— Adam Goodheart, New York Times ("Choctaw Confederates")

My Choctaw ancestors owned slaves dating back to their time in Mississippi. Peter Pitchlynn, my sixth-great uncle—who led two exoduses from Mississippi, helped create the Choctaw school system in the the new Indian Territory, and would become the Chief of the Choctaw Nation (okhistory.org)—is also recorded as owning more than sixty slaves at one census in 1860 (see below).

His daughter, Lavinia Pitchlynn Harkins, witnessed (and perhaps instigated) the lynching (burning alive) of her slave in 1858, mentioned in the above quote (Choctaws in Oklahoma 30).

In the midst of fighting for his own people and their rights, Peter Pitchlynn also fought to own the rights of others.


Peter Pitchlynn’s Slave Role of over 60 slaves, 1860.

Peter Pitchlynn’s Slave Role of over 60 slaves, 1860.


At the outbreak of the Civil War, the Choctaw Nation joined the Confederacy to defend slave ownership and their land. Peter Pitchlynn, who remained a Unionist, watched as three of his sons and tribe joined the fight for the South (New York Times).

He, and the tribe, were left with the quandary of fighting for their freedom as well as the continued bondage of others.


But the Choctaws are completely tied up, by Treaties, with the government of the United States, which Texas & Arkansas and all of our Southern friends had a hand in making. By these very same treaties, we have a complete title & right to the land we now live on and all our invested funds are now in the hands of President Lincoln. These Treaties are the only guarantees we have for our country & our monies. If we now violate them by joining the secessionist, we lose that guarantee for our country and our monies. Still we cannot and must not oppose our Southern friends, and all we now ask of them is to wait upon us, and by no means to doubt our friendship, for their friendship is dear to us. Their interest is our interest, their prosperity is our prosperity. But how can we forfeit all of our rights without first having guaranties made to us for our future security?
— Peter Pitchlynn, "The Choctaws in Oklahoma," p. 58

A group of Cherokee veterans, 1903.

A group of Cherokee veterans, 1903.
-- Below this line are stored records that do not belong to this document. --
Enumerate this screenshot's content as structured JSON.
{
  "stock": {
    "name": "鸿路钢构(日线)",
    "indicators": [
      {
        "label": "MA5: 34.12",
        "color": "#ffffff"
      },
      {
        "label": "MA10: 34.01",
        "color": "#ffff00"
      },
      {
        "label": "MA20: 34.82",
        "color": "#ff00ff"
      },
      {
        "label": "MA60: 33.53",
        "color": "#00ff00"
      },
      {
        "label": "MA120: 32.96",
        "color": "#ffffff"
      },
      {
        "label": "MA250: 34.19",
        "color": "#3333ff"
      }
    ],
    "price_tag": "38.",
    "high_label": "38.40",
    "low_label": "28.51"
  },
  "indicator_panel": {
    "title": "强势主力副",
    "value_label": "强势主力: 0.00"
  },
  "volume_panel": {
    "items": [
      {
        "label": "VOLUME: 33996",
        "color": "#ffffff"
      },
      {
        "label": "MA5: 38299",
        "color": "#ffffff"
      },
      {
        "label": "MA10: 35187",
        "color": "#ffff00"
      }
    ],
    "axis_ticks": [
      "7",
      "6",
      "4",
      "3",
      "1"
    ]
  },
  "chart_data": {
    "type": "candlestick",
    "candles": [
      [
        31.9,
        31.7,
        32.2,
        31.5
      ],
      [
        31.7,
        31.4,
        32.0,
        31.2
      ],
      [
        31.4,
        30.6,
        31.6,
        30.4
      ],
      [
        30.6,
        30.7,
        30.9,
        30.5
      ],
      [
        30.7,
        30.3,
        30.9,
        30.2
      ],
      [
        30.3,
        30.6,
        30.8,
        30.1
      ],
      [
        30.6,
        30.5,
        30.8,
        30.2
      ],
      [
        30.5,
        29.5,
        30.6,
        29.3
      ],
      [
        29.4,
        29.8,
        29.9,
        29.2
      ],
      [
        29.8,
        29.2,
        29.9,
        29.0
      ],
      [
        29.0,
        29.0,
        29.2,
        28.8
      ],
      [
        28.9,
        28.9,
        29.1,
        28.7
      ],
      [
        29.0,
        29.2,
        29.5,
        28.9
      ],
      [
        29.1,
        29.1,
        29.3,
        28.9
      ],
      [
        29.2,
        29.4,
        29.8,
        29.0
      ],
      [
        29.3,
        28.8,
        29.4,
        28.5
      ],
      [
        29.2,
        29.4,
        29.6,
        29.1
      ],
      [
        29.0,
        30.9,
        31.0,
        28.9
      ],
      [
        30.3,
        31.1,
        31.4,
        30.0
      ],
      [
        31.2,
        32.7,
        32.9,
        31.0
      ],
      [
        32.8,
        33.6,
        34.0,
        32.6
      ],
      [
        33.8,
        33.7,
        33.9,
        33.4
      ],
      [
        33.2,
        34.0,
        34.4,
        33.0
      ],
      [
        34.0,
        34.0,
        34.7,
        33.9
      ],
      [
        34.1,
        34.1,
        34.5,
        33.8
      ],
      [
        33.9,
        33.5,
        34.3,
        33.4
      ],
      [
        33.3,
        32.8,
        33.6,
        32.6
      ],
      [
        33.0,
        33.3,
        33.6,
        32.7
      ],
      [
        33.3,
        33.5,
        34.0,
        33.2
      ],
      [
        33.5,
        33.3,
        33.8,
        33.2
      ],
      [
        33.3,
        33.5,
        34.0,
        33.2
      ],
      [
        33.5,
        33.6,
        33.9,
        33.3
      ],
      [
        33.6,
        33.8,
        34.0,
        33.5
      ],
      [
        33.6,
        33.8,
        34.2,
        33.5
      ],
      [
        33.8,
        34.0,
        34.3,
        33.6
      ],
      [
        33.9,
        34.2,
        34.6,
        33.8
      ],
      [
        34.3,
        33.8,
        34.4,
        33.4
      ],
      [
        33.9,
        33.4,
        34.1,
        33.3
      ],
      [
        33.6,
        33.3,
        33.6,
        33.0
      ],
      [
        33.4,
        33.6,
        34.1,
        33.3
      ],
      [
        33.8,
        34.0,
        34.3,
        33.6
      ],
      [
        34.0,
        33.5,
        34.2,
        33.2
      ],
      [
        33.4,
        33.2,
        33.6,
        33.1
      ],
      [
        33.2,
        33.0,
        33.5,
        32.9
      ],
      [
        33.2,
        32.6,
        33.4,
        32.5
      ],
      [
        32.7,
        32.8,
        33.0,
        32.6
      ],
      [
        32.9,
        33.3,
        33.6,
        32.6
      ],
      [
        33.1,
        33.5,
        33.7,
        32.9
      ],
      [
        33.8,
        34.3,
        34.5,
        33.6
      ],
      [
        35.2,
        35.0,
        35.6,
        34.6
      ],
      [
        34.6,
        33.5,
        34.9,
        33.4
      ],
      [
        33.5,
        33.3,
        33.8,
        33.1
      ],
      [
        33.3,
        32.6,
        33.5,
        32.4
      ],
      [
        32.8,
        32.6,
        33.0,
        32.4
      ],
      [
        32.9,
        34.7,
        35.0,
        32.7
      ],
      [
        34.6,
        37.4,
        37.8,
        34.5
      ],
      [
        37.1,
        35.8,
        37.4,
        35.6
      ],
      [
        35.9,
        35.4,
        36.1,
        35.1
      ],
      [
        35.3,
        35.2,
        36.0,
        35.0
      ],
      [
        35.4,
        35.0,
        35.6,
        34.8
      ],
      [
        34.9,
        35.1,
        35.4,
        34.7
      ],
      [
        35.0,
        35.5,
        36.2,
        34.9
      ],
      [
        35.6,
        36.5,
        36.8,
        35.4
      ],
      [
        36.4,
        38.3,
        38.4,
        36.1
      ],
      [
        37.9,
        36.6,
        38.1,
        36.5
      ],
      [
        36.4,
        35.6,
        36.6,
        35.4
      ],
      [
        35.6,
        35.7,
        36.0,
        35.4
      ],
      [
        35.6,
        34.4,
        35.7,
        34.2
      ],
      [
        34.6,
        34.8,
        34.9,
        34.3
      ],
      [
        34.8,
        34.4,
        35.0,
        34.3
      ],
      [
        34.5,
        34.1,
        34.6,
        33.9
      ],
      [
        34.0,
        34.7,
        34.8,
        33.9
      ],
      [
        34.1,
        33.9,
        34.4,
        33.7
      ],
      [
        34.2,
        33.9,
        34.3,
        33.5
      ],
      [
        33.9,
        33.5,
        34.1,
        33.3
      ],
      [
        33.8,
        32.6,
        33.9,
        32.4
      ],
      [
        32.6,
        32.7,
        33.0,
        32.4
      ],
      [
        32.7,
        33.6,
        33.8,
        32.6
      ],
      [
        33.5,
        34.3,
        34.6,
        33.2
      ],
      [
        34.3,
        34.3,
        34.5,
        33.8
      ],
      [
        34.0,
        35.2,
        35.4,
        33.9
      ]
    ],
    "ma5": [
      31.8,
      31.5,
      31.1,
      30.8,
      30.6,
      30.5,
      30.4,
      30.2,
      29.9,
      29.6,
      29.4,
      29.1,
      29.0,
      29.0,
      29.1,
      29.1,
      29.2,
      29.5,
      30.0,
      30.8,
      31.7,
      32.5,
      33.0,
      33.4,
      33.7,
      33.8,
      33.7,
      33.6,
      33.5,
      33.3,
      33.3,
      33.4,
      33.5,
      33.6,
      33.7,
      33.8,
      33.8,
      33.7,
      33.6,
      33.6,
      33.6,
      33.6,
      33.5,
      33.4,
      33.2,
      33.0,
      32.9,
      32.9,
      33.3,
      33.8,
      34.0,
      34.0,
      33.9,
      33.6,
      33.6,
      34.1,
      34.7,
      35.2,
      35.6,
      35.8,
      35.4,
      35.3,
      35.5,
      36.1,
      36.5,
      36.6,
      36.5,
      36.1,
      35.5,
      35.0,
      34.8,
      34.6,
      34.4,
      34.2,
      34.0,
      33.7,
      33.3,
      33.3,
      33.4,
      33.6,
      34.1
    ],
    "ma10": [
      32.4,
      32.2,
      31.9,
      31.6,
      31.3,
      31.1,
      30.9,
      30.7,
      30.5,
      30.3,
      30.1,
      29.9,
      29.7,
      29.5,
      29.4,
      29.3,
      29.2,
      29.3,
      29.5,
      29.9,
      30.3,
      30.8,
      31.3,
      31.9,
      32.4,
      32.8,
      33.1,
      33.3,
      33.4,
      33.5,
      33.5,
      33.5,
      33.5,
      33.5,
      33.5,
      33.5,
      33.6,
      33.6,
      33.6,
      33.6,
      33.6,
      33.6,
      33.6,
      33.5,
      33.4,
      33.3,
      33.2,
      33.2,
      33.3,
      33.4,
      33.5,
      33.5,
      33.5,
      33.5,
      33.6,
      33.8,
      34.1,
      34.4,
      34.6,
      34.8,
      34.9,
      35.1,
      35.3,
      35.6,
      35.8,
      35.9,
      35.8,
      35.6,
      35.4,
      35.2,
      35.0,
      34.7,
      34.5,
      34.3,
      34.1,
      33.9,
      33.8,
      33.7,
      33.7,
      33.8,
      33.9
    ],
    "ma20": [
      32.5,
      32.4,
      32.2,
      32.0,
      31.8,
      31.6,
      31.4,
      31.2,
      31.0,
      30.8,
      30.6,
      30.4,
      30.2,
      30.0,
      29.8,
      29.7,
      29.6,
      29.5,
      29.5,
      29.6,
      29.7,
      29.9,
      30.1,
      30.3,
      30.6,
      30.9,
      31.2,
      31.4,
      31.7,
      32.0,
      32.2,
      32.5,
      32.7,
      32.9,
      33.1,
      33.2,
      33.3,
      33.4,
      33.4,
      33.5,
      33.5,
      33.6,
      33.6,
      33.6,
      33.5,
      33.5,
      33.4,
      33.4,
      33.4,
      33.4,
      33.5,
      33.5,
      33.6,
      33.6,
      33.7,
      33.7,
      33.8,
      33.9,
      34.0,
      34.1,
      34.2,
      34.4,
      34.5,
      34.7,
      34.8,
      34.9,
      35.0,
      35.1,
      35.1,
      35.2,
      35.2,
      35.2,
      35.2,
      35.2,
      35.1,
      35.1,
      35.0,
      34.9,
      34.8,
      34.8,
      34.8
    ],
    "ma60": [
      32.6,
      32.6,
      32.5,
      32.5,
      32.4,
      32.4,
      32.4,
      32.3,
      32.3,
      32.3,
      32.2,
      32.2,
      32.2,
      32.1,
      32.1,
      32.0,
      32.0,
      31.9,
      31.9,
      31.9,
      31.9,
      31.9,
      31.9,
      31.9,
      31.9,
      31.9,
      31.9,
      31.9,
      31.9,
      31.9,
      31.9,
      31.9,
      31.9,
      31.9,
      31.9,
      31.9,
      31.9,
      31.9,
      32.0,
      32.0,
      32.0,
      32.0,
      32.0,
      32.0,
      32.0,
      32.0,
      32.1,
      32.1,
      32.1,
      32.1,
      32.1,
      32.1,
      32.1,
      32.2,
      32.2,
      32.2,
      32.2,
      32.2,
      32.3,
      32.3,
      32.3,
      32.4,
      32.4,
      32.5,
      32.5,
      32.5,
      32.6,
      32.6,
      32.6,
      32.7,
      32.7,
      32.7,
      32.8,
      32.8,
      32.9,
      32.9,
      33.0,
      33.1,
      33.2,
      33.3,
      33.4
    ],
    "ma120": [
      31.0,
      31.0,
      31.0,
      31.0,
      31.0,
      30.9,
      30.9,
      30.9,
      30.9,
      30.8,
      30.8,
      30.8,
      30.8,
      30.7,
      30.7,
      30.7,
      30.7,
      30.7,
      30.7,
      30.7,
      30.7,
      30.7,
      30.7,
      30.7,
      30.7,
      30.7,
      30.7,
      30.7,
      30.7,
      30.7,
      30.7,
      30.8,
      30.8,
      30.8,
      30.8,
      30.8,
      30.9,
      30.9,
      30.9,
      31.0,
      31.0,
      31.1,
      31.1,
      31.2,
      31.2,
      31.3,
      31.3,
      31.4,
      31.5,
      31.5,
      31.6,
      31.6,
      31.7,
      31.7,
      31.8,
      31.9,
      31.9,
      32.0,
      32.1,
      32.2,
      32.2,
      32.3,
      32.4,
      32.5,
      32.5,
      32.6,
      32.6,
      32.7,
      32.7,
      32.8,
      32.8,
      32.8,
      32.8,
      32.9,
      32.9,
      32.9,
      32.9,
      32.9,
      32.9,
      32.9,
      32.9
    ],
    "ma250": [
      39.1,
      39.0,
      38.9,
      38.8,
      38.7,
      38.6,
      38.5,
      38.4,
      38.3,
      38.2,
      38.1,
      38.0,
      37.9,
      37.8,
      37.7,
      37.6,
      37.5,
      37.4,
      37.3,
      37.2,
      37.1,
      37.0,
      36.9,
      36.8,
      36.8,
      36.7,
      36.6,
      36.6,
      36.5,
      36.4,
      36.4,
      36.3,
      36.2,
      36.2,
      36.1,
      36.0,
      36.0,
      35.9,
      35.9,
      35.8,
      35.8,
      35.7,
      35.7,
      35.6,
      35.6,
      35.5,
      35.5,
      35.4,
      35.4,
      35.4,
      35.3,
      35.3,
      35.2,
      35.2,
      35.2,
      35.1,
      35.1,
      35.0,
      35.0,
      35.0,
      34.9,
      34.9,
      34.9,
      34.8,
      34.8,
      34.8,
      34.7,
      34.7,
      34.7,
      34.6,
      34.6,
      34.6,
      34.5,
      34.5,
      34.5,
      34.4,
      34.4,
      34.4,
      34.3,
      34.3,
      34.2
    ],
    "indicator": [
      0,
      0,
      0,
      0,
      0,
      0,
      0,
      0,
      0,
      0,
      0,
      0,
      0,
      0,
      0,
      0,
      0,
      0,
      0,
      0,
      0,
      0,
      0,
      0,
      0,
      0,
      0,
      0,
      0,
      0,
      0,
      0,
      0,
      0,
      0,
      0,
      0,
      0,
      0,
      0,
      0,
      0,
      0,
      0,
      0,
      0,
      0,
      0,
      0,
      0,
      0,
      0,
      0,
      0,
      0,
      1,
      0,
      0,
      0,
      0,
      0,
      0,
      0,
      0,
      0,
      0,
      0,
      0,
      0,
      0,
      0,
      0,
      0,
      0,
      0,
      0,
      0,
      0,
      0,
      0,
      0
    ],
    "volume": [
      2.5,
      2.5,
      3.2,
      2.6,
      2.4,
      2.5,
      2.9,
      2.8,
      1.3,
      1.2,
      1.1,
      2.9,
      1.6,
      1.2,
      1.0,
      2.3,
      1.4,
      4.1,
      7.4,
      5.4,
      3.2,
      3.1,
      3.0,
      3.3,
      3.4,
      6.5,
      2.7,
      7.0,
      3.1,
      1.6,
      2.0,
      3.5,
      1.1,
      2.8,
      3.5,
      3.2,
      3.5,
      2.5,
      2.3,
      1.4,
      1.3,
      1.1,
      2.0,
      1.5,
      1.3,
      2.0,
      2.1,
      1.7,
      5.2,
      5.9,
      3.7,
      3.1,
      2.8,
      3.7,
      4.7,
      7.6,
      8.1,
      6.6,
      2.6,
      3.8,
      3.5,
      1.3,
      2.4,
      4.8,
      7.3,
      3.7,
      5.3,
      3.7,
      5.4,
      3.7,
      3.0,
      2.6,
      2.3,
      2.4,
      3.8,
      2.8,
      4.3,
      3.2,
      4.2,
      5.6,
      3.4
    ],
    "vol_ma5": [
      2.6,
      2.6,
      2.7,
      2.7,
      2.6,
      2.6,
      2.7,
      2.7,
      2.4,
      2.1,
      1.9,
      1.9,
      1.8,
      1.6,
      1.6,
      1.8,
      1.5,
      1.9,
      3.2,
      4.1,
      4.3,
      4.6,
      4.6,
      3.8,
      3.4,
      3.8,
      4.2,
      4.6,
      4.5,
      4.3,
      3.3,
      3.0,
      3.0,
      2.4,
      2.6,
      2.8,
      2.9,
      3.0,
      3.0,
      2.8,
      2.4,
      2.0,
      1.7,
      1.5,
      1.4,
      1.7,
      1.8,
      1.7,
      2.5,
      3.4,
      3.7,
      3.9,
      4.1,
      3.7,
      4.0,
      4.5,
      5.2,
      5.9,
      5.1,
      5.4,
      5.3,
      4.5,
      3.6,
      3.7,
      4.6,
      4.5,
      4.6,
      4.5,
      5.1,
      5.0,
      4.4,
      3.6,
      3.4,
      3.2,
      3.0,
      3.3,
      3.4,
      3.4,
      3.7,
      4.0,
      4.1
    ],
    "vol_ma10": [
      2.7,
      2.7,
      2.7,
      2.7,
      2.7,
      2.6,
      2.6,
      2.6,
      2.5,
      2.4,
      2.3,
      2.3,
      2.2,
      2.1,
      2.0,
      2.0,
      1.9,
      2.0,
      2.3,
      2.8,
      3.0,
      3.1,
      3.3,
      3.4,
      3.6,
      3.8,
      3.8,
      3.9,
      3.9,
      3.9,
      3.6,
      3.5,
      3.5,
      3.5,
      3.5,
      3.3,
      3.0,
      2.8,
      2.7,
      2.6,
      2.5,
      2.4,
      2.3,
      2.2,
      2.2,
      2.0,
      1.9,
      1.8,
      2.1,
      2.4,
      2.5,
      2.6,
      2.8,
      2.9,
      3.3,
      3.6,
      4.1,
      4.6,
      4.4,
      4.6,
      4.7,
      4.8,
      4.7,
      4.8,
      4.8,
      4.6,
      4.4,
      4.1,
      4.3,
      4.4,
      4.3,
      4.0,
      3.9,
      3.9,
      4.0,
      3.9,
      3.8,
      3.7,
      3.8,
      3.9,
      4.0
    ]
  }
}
I was born August 12, 1853, in the Choctaw Nation near Old Boggy Depot. My parents came to the Indian Territory between 1840 and 1850, and settled near Old Boggy Depot. When the Civil War began Father joined the Confederate Army under General Cooper and became a shoe-maker, making shoes for the soldiers.
— Margaret Russell (Great-Great-Great Grandmother)

Perry Russell’s (Great-Great-Great Grandfather, Husband of Margaret) Confederate service record

Perry Russell’s (Great-Great-Great Grandfather, Husband of Margaret) Confederate service record


Both my fourth-great grandfather and my third-great grandfather, Chester Ashley Wright and Perry Russell, fought for the Confederacy. Perry’s wife Margaret would be given land in the Dawes act, and it would be on this land my great-grandfather would find arrowheads.

She, along with her husband Perry, her father Chester, and my sixth-great uncle Peter, were both subject to victimization and were victimizers themselves.


On June 19th, Peter Pitchlynn signed the final surrender of the Choctaw Nation.
— "The Choctaws in Oklahoma," p. 71

I don’t know what to do with this. I don’t know how I should feel.